Vitamin B12, also called cobalamin, cyanocobalamin or „red vitamin”, has the largest and most complex chemical structure of all vitamins, and has a particularly important role for the human body. The recommended intake of B12 vitamin helps in developing and maintaining the nervous system, in the production of DNA and in the formation of red blood cells, it stimulates appetite, increases physical and mental performances, prevents the accumulation of fat in the liver and prevents aterosclerosis and other cardiovascular diseases.
Vitamin B12 is the most powerful antianemic factor known until now. Although it is water-soluble, B12 accumulates yet in a certain amount, in liver, kidneys, lungs and spleen. The amount of accumulated vitamin is not important and can not have a toxic effect.
The benefits of vitamin B12
- It plays a decisive role in the proper functioning of the nervous system, helping in the formation of the myelin sheath that surrounds nerve fibers, which are essential for transmitting nerve impulses throughout the body. Thanks to this function, vitamin B12 is a precious ally in maintaining the sense acuity of touch and hearing, in the perception of pain, in equilibrium, in enhancing the learning ability, preventing memory loss and keeping the mental health.
- Participates in the process of cell renewal, in the synthesis of DNA, iron, vitamin C, pantothenic acid, folic acid, and in the synthesis of vitamin B15.
- Plays a role in the maturation process of red blood cells, thus removing fatigue and anemia.
- It participates actively in the metabolism of proteins, lipids and carbohydrates.
- Helps to maintain the normal functioning of cells, especially those from bone marrow.
- Has a beneficial role on the gastrointestinal tract.
- In addition, this vitamin plays an important role in protecting liver cells, due to its property to prevent fat from depositing inside the liver.
The deficiency of vitamin B12
When our digestive system is unable to absorb this vitamin, a deficiency will appear, and an inadequate diet – usually met among staunch vegetarians, who do not even consume dairy products or eggs, can generate deficiencies of vitamin B12. Also, the elderly people are prone to this kind of deficiency.
Common symptoms associated with vitamin B12 deficiency may include:
- disturbances of the menstrual cycle

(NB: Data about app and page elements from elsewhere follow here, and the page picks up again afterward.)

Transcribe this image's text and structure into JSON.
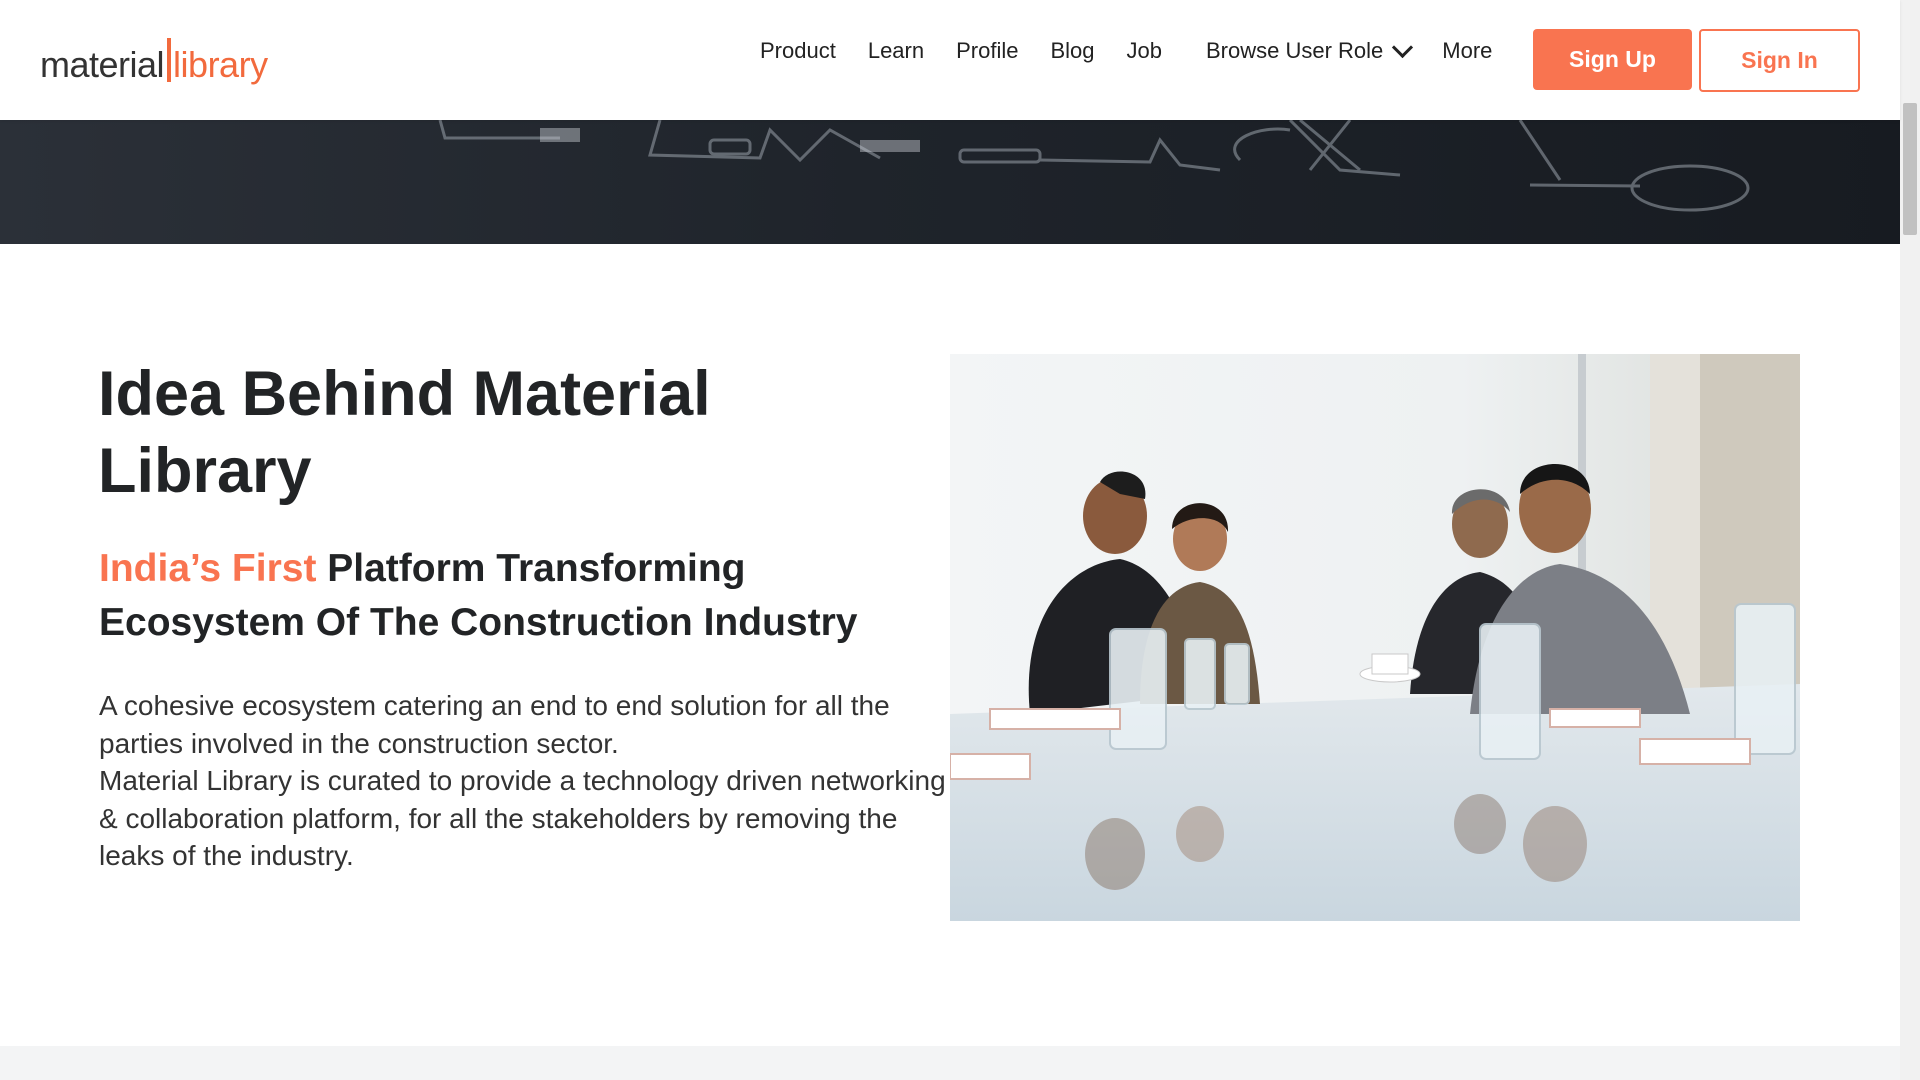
{
  "header": {
    "logo": {
      "part1": "material",
      "part2": "library"
    },
    "nav": {
      "product": "Product",
      "learn": "Learn",
      "profile": "Profile",
      "blog": "Blog",
      "job": "Job",
      "browse_user_role": "Browse User Role",
      "more": "More"
    },
    "signup_label": "Sign Up",
    "signin_label": "Sign In"
  },
  "about": {
    "title": "Idea Behind Material Library",
    "subtitle_accent": "India’s First",
    "subtitle_rest": " Platform Transforming Ecosystem Of The Construction Industry",
    "paragraph1": "A cohesive ecosystem catering an end to end solution for all the parties involved in the construction sector.",
    "paragraph2": "Material Library is curated to provide a technology driven networking & collaboration platform, for all the stakeholders by removing the leaks of the industry."
  },
  "icons": {
    "browse_user_role_dropdown": "chevron-down-icon"
  },
  "colors": {
    "accent": "#f97450",
    "text_dark": "#222426",
    "banner": "#1f242b"
  }
}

- difficulty walking or when you exercise
- myelin sheath damage and dementia
- increased fatigue
- memory loss
- anxiety and irritability
- burning inside the oral cavity
An insufficient quantity of vitamin B12 would allow the release of a substance called homocysteine, which when it exceeds a certain level, it becomes harmful to brain cells.
At the same time, based on its procoagulant property, which pose a threat to artery walls, the homocysteine might also be related to cardiovascular diseases.
The excess of vitamin B12 may increase the risk of developing certain cancer cells in dormant state, and for people diagnosed with cancer, hypervitaminosis may lead to tumor cell expansion and an increased risk of asthma attacks.
The recommended daily dose of vitamin B12 is:
- 0.5 micrograms for infants in the first year of life
- 0.9 μg for children aged between 1-3 years old
- 1.2 μg for children aged between 4-8 years old
- 1.8 μg for children aged between 9-13 years old
- 2.4 micrograms for adolescents aged between 14-18 years old and adults over 19 years old
The best natural sources of vitamin B12
The thiamine is found mainly in animal products such as:
- chicken meat
- dairy products
- fish (tuna, salmon)
For vegetarians, fortified cereals are the perfect choice for breakfast.
Important for babies:
Vitamin B12 is indispensable to baby growth. Pregnant or breastfeeding women needs extra portions of Vitamin B12, just like all other essential nutrients. These nutrients pass into the placenta during pregnancy and contributes to child development. The infants who needs breastfeeding also needs to receive these nutrients.
Their absence can cause major health problems for the children.